Captive insurance companies, especially in offshore domiciles, are under scrutiny from international tax authorities. As the financial or tax aspects of captives are increasingly likely to be challenged, risk managers will need to be able to demonstrate the added value of owning a captive to their senior management.
Since the publication of the OECD recommendations on Base Erosion and Profit Shifting (BEPS) in October 2015, more than 100 countries and jurisdictions have been collaborating to implement the 15 BEPS actions. The guiding principle of the BEPS initiative is to ensure “that profits are taxed where economic activities generating the profits are performed and where value is created”.
“For risk managers, captive insurance is not a tax issue but an efficient risk management tool, especially for large corporations,” says FERMA President Jo Willaert.
Focus on captives is also coming from new European Union initiatives. In January 2016, the European Commission released an Anti-Tax Avoidance Package, now being discussed by the Council. A Public Tax Transparency proposal followed on 12 April 2016, extending country-by-county reporting to all large corporations operating in the EU.
Figures in context
Country-by-country financial and tax transparency are raising concerns for the captive industry. If made public, country-by-country financial and tax disclosure would give access to a large amount of highly technical information. A meaningful reading and interpretation of this information require a detailed understanding of the value chain in a group; many factors contribute to the creation of value and income in a multinational.
Tax authorities are competent to perform this analysis because of their expertise and training, but the same does not necessarily apply to members of the public. Risks of misunderstanding and misinterpretation, therefore, will be significant, forcing organisations to defend and justify their financial structures not only to tax authorities, but to less informed third parties.

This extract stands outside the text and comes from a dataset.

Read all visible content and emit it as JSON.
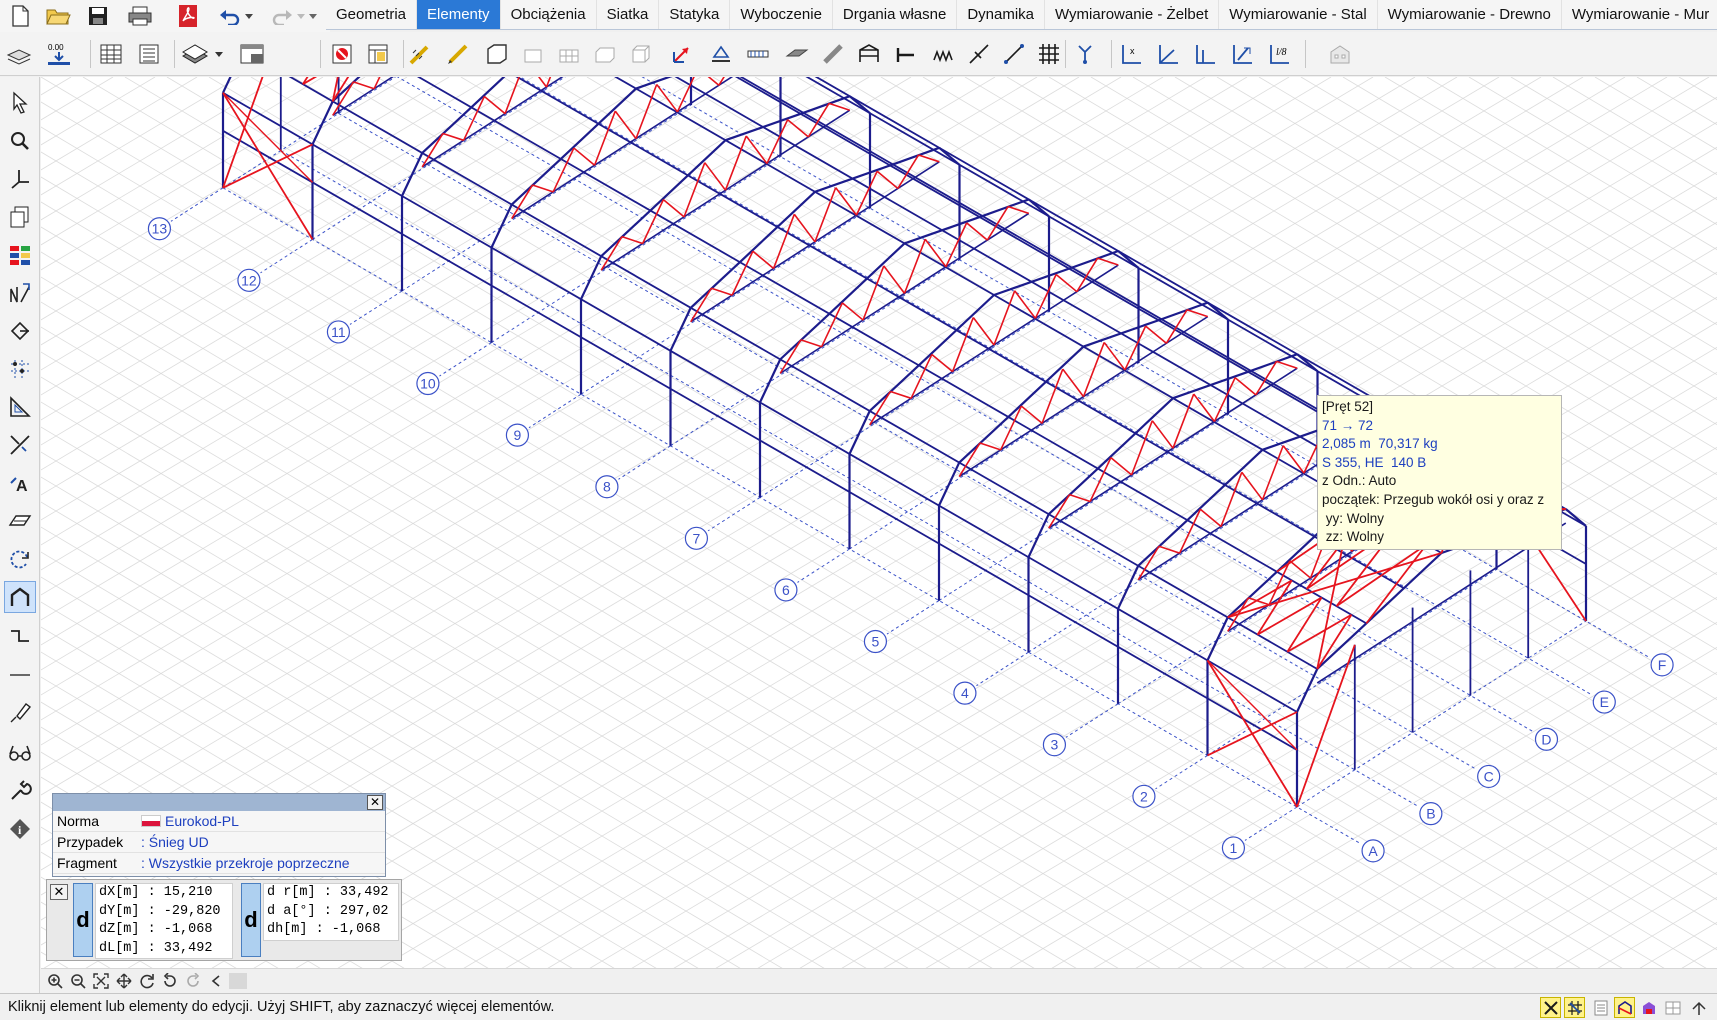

“With nearly 7,000 captives worldwide, the risk management community is well aware of the reasons and benefits of captive insurance, which is used by non-profits and public organisations as well as corporations,” says Jo Willaert. “These are light structures which perform a genuine (re)insurance activity. They help us to maintain affordable and wide risk coverage, access to reinsurance markets and greater risk insight.”